*** PROVIDED DATA Section Begins ***
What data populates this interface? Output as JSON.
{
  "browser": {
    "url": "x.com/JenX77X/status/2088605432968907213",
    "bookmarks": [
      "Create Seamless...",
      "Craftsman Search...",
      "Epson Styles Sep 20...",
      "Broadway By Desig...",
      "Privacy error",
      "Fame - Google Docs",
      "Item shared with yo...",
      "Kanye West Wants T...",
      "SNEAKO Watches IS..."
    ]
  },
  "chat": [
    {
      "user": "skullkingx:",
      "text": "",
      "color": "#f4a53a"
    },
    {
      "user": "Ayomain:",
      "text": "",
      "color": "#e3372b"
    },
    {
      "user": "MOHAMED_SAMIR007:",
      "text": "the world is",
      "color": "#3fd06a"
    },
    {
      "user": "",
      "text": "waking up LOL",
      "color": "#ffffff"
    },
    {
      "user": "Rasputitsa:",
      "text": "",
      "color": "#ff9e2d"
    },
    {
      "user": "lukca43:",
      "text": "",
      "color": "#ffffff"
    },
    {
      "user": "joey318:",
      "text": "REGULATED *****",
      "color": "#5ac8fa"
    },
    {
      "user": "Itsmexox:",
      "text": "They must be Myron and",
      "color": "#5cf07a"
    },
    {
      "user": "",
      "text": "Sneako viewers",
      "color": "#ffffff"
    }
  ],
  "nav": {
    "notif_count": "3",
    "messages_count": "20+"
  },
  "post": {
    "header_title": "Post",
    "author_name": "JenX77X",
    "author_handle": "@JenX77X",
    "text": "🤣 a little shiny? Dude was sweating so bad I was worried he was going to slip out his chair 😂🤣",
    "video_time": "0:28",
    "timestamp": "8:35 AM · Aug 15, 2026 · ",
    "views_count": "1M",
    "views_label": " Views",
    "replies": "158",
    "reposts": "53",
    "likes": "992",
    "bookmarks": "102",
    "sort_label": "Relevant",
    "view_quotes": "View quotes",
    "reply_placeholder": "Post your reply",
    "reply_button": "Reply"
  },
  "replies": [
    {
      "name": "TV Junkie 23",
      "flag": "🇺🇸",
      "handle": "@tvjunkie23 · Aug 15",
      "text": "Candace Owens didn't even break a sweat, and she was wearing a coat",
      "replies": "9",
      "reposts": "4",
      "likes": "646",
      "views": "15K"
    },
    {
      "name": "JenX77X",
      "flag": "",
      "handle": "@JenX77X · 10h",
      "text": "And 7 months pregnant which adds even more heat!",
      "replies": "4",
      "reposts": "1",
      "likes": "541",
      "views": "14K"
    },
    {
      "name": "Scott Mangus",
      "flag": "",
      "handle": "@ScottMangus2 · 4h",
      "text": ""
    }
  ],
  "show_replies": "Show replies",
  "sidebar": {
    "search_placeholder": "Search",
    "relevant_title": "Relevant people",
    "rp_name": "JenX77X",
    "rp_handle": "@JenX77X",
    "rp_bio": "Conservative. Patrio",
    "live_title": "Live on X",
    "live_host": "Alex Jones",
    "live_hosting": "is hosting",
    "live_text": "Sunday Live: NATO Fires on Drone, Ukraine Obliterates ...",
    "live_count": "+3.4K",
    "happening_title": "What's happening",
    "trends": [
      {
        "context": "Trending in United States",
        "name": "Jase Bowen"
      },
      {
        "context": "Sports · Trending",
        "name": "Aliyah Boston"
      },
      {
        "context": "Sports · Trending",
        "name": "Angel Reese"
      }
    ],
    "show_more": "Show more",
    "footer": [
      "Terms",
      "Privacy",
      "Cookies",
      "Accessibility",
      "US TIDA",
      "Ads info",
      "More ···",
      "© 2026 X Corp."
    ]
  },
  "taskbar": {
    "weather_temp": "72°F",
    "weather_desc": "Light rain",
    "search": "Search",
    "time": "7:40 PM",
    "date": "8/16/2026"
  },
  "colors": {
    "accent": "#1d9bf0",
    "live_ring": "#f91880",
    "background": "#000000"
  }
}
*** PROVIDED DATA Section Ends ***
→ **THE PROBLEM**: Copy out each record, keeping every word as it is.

→ **RESPONSE AREA**:
What data populates this interface? Output as JSON.
{
  "browser": {
    "url": "x.com/JenX77X/status/2088605432968907213",
    "bookmarks": [
      "Create Seamless...",
      "Craftsman Search...",
      "Epson Styles Sep 20...",
      "Broadway By Desig...",
      "Privacy error",
      "Fame - Google Docs",
      "Item shared with yo...",
      "Kanye West Wants T...",
      "SNEAKO Watches IS..."
    ]
  },
  "chat": [
    {
      "user": "skullkingx:",
      "text": "",
      "color": "#f4a53a"
    },
    {
      "user": "Ayomain:",
      "text": "",
      "color": "#e3372b"
    },
    {
      "user": "MOHAMED_SAMIR007:",
      "text": "the world is",
      "color": "#3fd06a"
    },
    {
      "user": "",
      "text": "waking up LOL",
      "color": "#ffffff"
    },
    {
      "user": "Rasputitsa:",
      "text": "",
      "color": "#ff9e2d"
    },
    {
      "user": "lukca43:",
      "text": "",
      "color": "#ffffff"
    },
    {
      "user": "joey318:",
      "text": "REGULATED *****",
      "color": "#5ac8fa"
    },
    {
      "user": "Itsmexox:",
      "text": "They must be Myron and",
      "color": "#5cf07a"
    },
    {
      "user": "",
      "text": "Sneako viewers",
      "color": "#ffffff"
    }
  ],
  "nav": {
    "notif_count": "3",
    "messages_count": "20+"
  },
  "post": {
    "header_title": "Post",
    "author_name": "JenX77X",
    "author_handle": "@JenX77X",
    "text": "🤣 a little shiny? Dude was sweating so bad I was worried he was going to slip out his chair 😂🤣",
    "video_time": "0:28",
    "timestamp": "8:35 AM · Aug 15, 2026 · ",
    "views_count": "1M",
    "views_label": " Views",
    "replies": "158",
    "reposts": "53",
    "likes": "992",
    "bookmarks": "102",
    "sort_label": "Relevant",
    "view_quotes": "View quotes",
    "reply_placeholder": "Post your reply",
    "reply_button": "Reply"
  },
  "replies": [
    {
      "name": "TV Junkie 23",
      "flag": "🇺🇸",
      "handle": "@tvjunkie23 · Aug 15",
      "text": "Candace Owens didn't even break a sweat, and she was wearing a coat",
      "replies": "9",
      "reposts": "4",
      "likes": "646",
      "views": "15K"
    },
    {
      "name": "JenX77X",
      "flag": "",
      "handle": "@JenX77X · 10h",
      "text": "And 7 months pregnant which adds even more heat!",
      "replies": "4",
      "reposts": "1",
      "likes": "541",
      "views": "14K"
    },
    {
      "name": "Scott Mangus",
      "flag": "",
      "handle": "@ScottMangus2 · 4h",
      "text": ""
    }
  ],
  "show_replies": "Show replies",
  "sidebar": {
    "search_placeholder": "Search",
    "relevant_title": "Relevant people",
    "rp_name": "JenX77X",
    "rp_handle": "@JenX77X",
    "rp_bio": "Conservative. Patrio",
    "live_title": "Live on X",
    "live_host": "Alex Jones",
    "live_hosting": "is hosting",
    "live_text": "Sunday Live: NATO Fires on Drone, Ukraine Obliterates ...",
    "live_count": "+3.4K",
    "happening_title": "What's happening",
    "trends": [
      {
        "context": "Trending in United States",
        "name": "Jase Bowen"
      },
      {
        "context": "Sports · Trending",
        "name": "Aliyah Boston"
      },
      {
        "context": "Sports · Trending",
        "name": "Angel Reese"
      }
    ],
    "show_more": "Show more",
    "footer": [
      "Terms",
      "Privacy",
      "Cookies",
      "Accessibility",
      "US TIDA",
      "Ads info",
      "More ···",
      "© 2026 X Corp."
    ]
  },
  "taskbar": {
    "weather_temp": "72°F",
    "weather_desc": "Light rain",
    "search": "Search",
    "time": "7:40 PM",
    "date": "8/16/2026"
  },
  "colors": {
    "accent": "#1d9bf0",
    "live_ring": "#f91880",
    "background": "#000000"
  }
}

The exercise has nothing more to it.